On Friday afternoon, I drove from Monterey to a hotel near the San Francisco airport to give a talk the next morning at an event held by the Free to Choose Network. The event was the Winning Ideas Weekend and I was due for a dinner with the participants at 7:00 p.m. I got there at 5:00 p.m. so that I could check in and use the pool before dinner.

But that was not to be. I parked my car and went in to check in. I came out 10 minutes later and my car wouldn’t start. The battery was dead as a doornail. A cabby who was friendly with one of the parking guys offered to boost my battery using cables but it didn’t work. It was now about 5:15 p.m. I pulled out my AAA card and called the 800 number. By 5:50 p.m., Don from AAA showed up and was able to get my car started with a portable battery. He told me that my car would be dead the next morning too and so, when I was ready to leave, to call AAA and ask for battery service. “But then I’ll have the same problem tomorrow morning,” I said. “Do you know a place nearby where I could take my car now to get the battery replaced?”

He pulled out his cell phone and called a local service station. He said, “Follow me.” I pulled out a couple of dollar bills and handed them to him and then followed him in a maze through Burlingame to a service station. He took off and the station owner waved me into the garage. He used a machine to check my battery and confirmed that it was dead. He then priced a new one, installed it, did a voltage check, and recoded my radio. He also explained things clearly as he went.

I paid, for the battery, labor, and the disposal fee for the old battery, about $150. Did he skin me? Relative to normal prices, I don’t think so but I don’t know. But relative to my demand price, no way. I got huge consumer surplus. “You saved my evening,” I told him. I drove back to the hotel, went to my room and changed, and showed up at the conference dining room at 6:55 p.m.

Probably little of the above story surprises you. And that’s my point. We are so used to the everyday wonder of markets that we have little wonder. As Friedrich Hayek said in his classic article, “The Use of Knowledge in Society”:

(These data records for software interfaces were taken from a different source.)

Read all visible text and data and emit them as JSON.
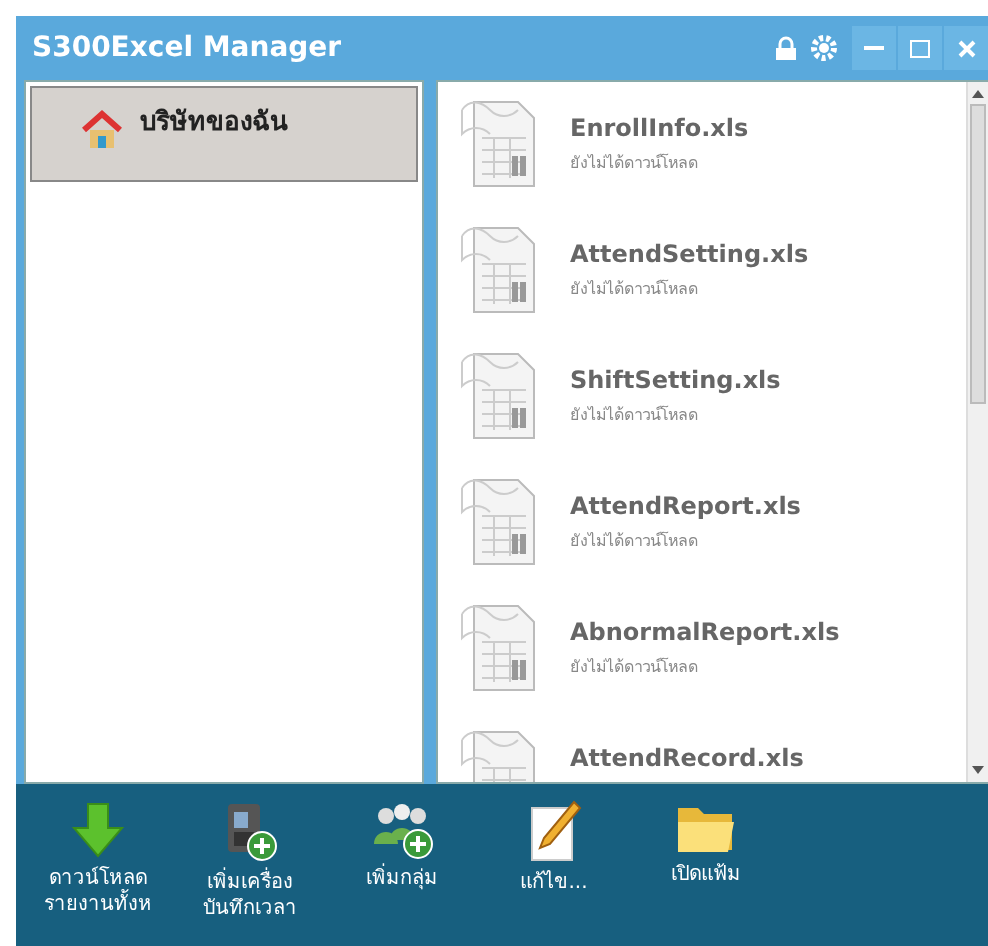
{
  "window": {
    "title": "S300Excel Manager"
  },
  "sidebar": {
    "items": [
      {
        "label": "บริษัทของฉัน",
        "selected": true
      }
    ]
  },
  "files": [
    {
      "name": "EnrollInfo.xls",
      "status": "ยังไม่ได้ดาวน์โหลด"
    },
    {
      "name": "AttendSetting.xls",
      "status": "ยังไม่ได้ดาวน์โหลด"
    },
    {
      "name": "ShiftSetting.xls",
      "status": "ยังไม่ได้ดาวน์โหลด"
    },
    {
      "name": "AttendReport.xls",
      "status": "ยังไม่ได้ดาวน์โหลด"
    },
    {
      "name": "AbnormalReport.xls",
      "status": "ยังไม่ได้ดาวน์โหลด"
    },
    {
      "name": "AttendRecord.xls"
    }
  ],
  "toolbar": [
    {
      "kind": "download",
      "label": "ดาวน์โหลด\nรายงานทั้งห"
    },
    {
      "kind": "device",
      "label": "เพิ่มเครื่อง\nบันทึกเวลา"
    },
    {
      "kind": "group",
      "label": "เพิ่มกลุ่ม"
    },
    {
      "kind": "edit",
      "label": "แก้ไข..."
    },
    {
      "kind": "folder",
      "label": "เปิดแฟ้ม"
    }
  ]
}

I have deliberately used the word “marvel” to shock the reader out of the complacency with which we often take the working of this mechanism for granted. I am convinced that if it were the result of deliberate human design, and if the people guided by the price changes understood that their decisions have significance far beyond their immediate aim, this mechanism would have been acclaimed as one of the greatest triumphs of the human mind. (paragraph H.24)